• [Exercise objective] The answer must consist of every line from the entries that holds the word "title".

• [Data to use]

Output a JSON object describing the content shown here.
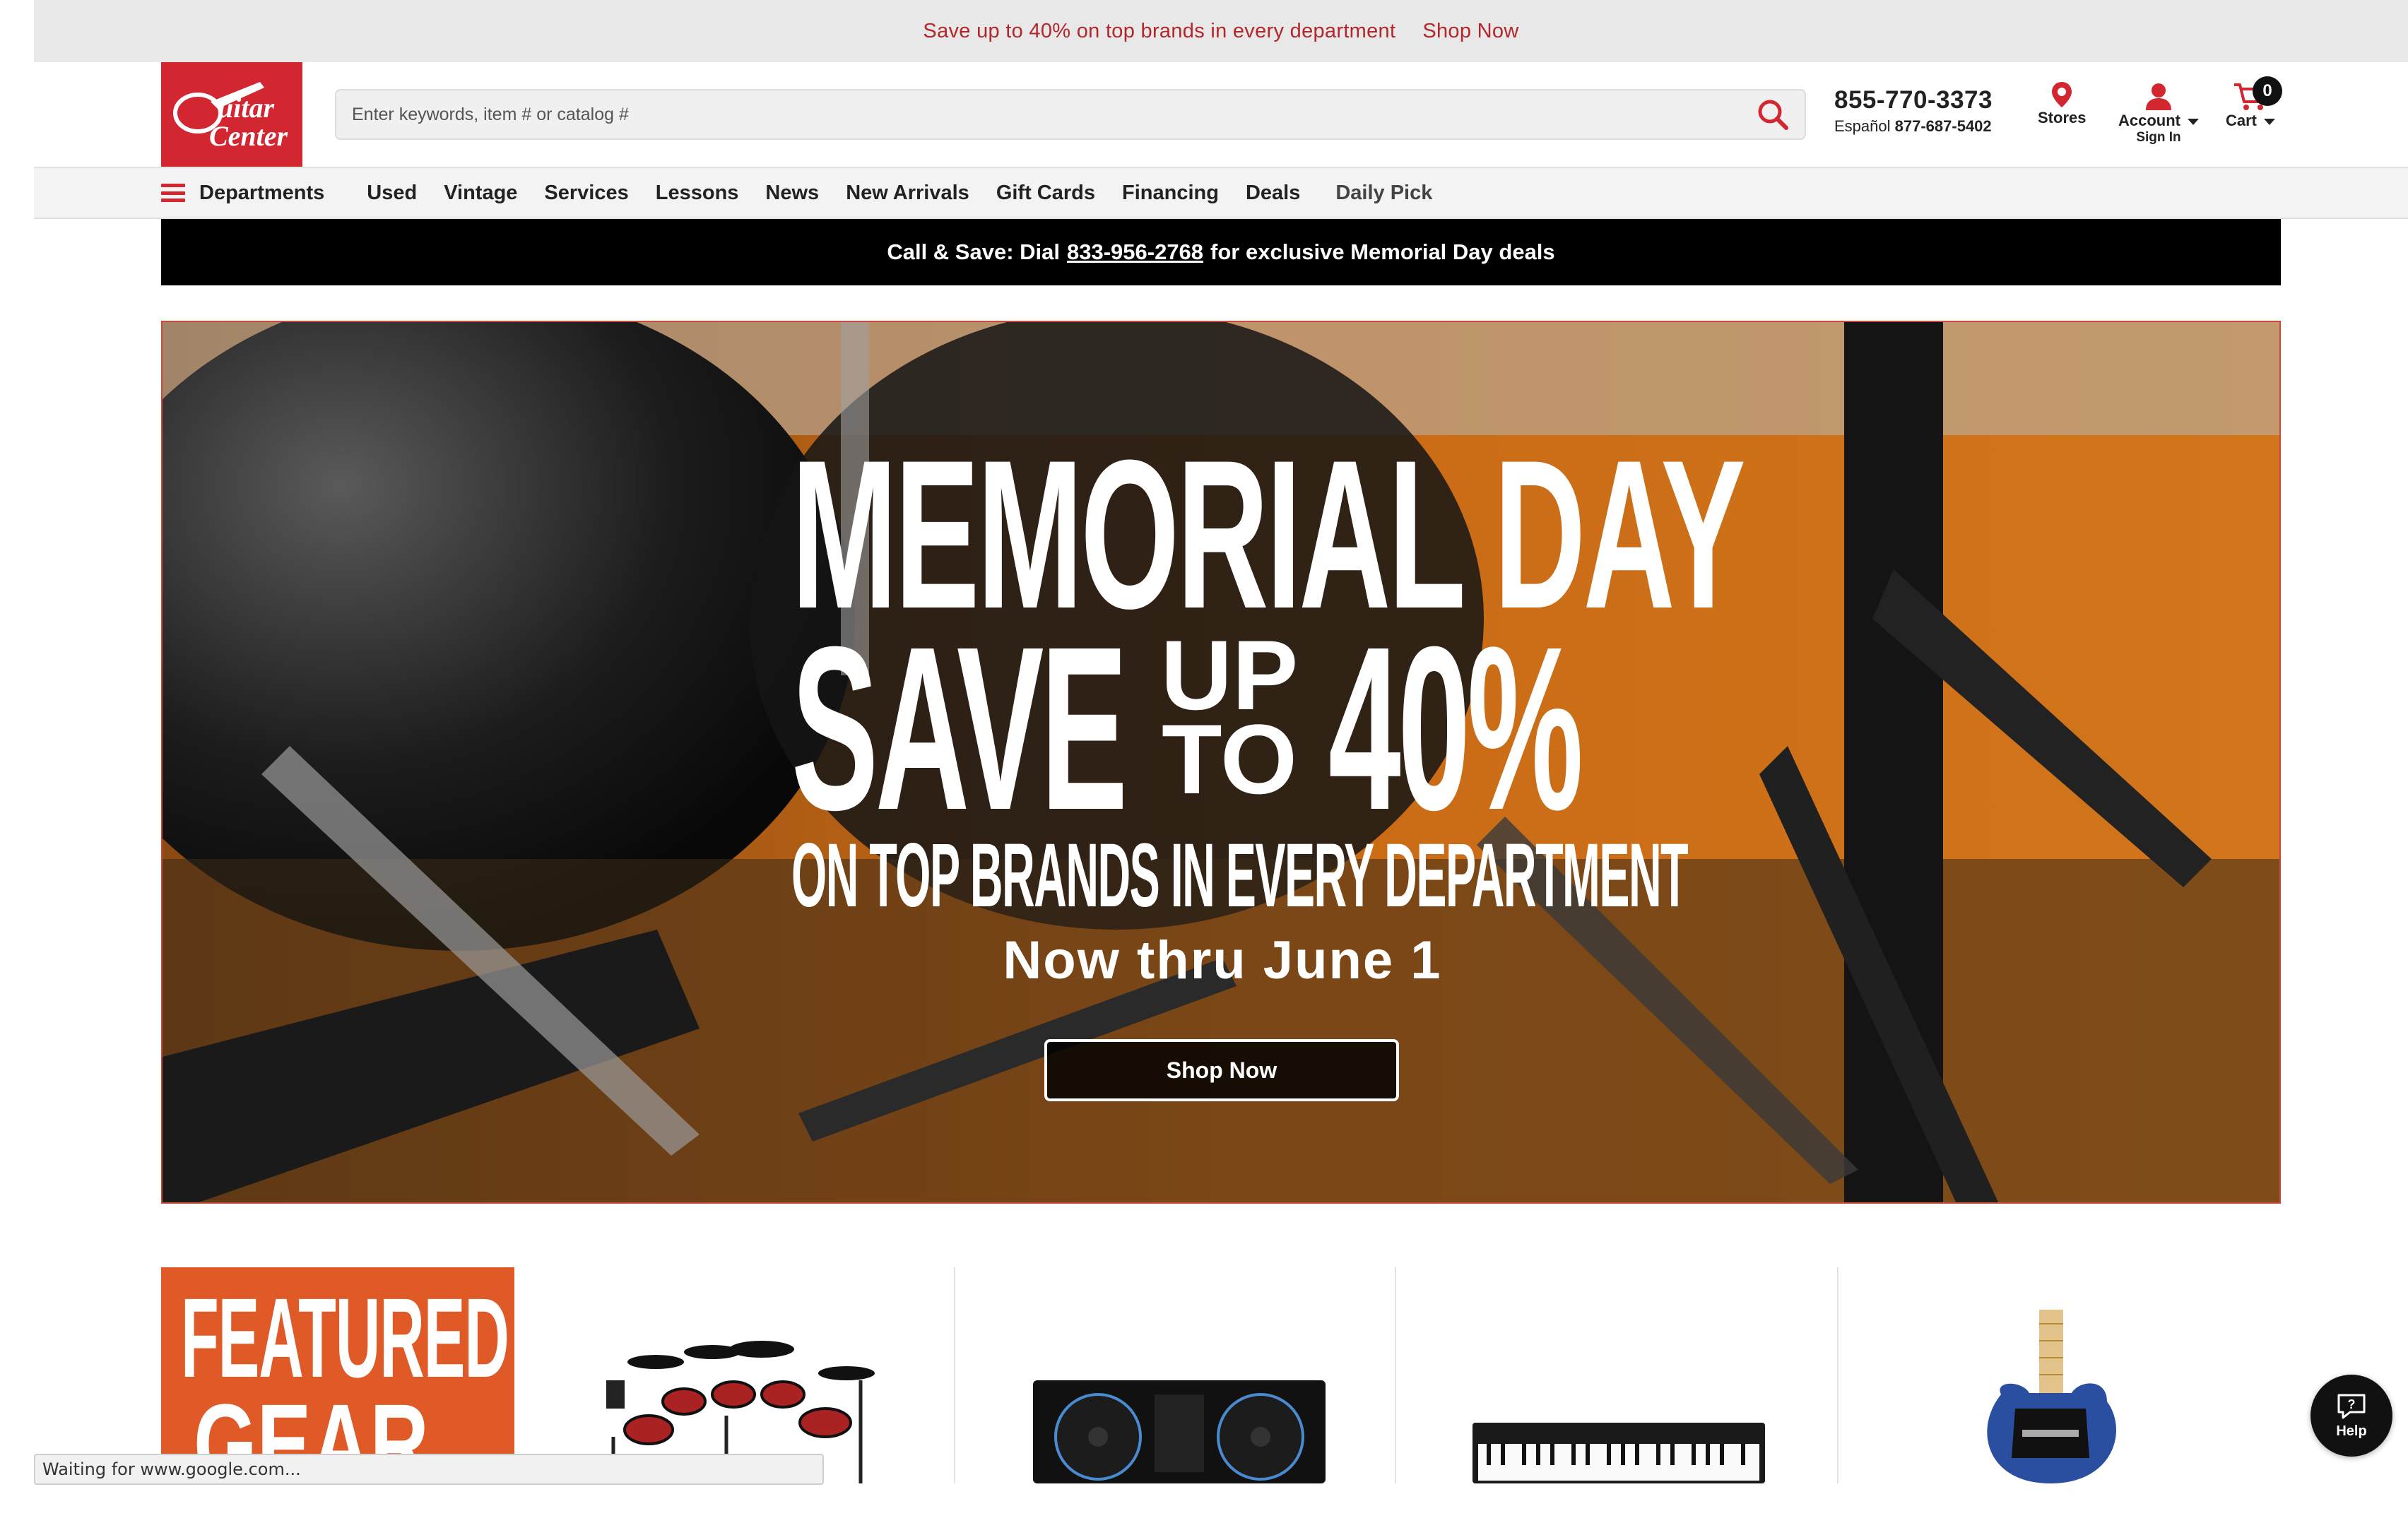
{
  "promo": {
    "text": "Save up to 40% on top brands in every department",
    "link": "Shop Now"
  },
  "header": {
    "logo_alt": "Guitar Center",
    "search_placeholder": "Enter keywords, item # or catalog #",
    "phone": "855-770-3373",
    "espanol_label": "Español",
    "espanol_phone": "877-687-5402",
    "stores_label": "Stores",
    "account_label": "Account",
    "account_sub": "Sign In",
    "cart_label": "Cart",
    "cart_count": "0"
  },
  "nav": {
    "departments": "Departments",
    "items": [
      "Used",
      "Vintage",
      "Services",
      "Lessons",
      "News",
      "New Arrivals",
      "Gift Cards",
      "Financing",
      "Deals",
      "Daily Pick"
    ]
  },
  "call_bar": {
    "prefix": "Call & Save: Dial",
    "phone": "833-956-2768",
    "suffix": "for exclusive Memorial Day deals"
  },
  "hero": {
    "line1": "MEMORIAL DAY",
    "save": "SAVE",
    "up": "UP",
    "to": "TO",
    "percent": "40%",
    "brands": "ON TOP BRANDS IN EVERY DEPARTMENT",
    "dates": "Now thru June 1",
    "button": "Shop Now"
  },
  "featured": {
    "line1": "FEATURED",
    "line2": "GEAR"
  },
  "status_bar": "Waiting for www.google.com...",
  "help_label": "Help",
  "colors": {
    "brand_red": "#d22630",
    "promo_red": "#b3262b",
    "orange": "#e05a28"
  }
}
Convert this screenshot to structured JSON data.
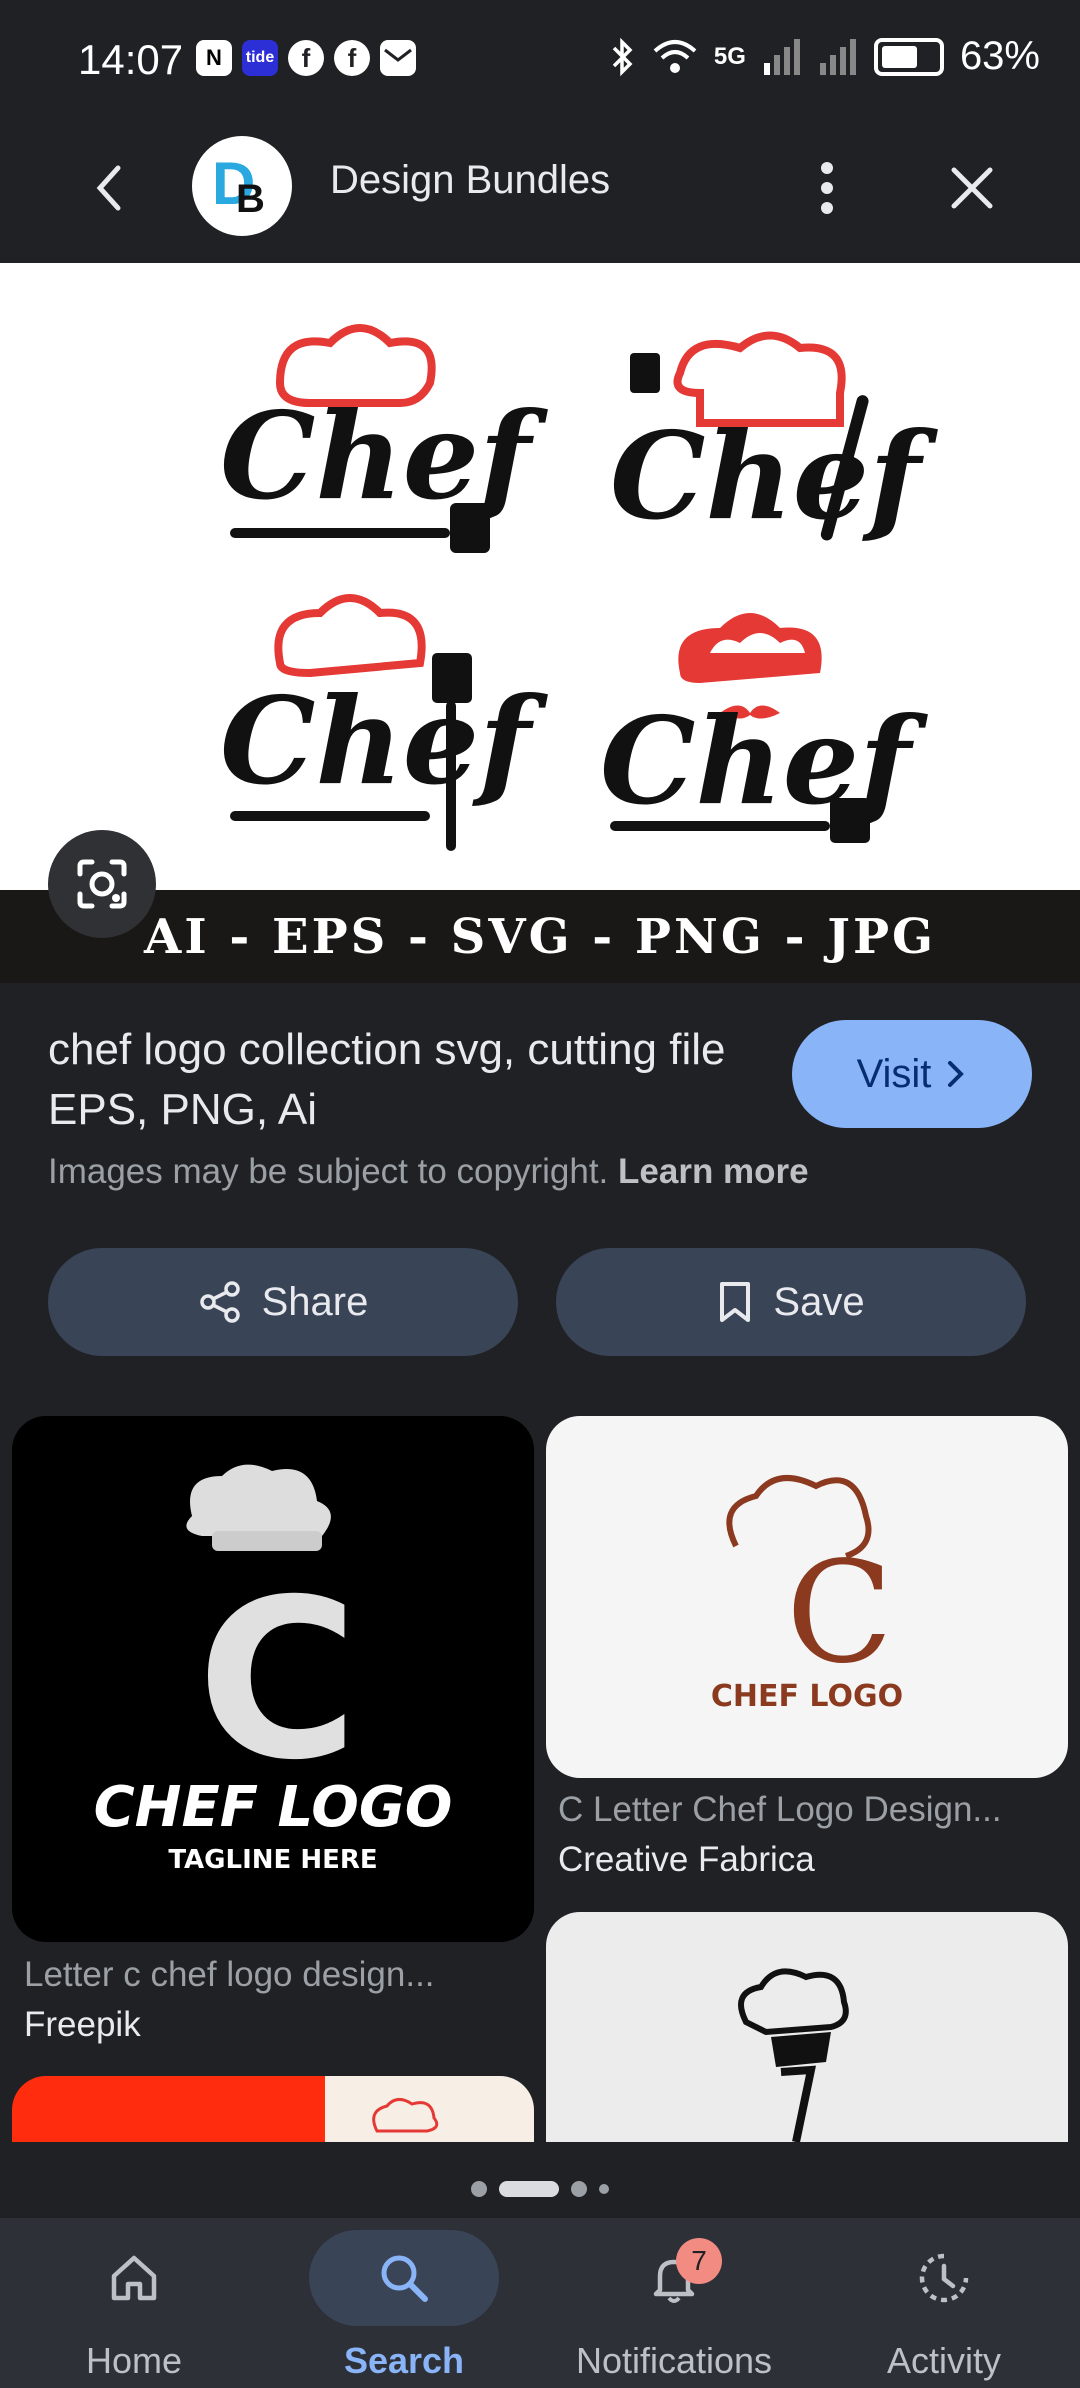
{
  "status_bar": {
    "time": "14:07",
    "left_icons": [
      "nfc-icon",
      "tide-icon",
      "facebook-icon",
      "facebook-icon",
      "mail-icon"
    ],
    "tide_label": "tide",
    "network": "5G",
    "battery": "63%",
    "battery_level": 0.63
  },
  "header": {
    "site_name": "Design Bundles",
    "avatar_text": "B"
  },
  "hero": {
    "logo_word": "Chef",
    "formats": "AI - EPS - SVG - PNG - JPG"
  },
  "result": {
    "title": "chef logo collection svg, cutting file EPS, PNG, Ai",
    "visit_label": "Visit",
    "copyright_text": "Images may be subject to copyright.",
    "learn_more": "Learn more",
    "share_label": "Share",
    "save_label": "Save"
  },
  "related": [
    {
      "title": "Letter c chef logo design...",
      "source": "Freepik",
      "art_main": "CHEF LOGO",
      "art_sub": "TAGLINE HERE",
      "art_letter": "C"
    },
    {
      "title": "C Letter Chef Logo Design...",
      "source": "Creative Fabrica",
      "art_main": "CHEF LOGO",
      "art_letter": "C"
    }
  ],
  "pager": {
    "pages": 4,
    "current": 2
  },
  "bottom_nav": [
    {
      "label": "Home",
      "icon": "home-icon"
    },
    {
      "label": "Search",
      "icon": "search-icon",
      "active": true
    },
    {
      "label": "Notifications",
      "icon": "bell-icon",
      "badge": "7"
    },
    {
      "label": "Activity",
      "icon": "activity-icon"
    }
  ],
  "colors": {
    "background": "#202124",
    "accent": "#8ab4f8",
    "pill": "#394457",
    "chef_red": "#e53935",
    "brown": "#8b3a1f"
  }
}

• [Answer for the task]
    "title": "chef logo collection svg, cutting file EPS, PNG, Ai",
      "title": "Letter c chef logo design...",
      "title": "C Letter Chef Logo Design...",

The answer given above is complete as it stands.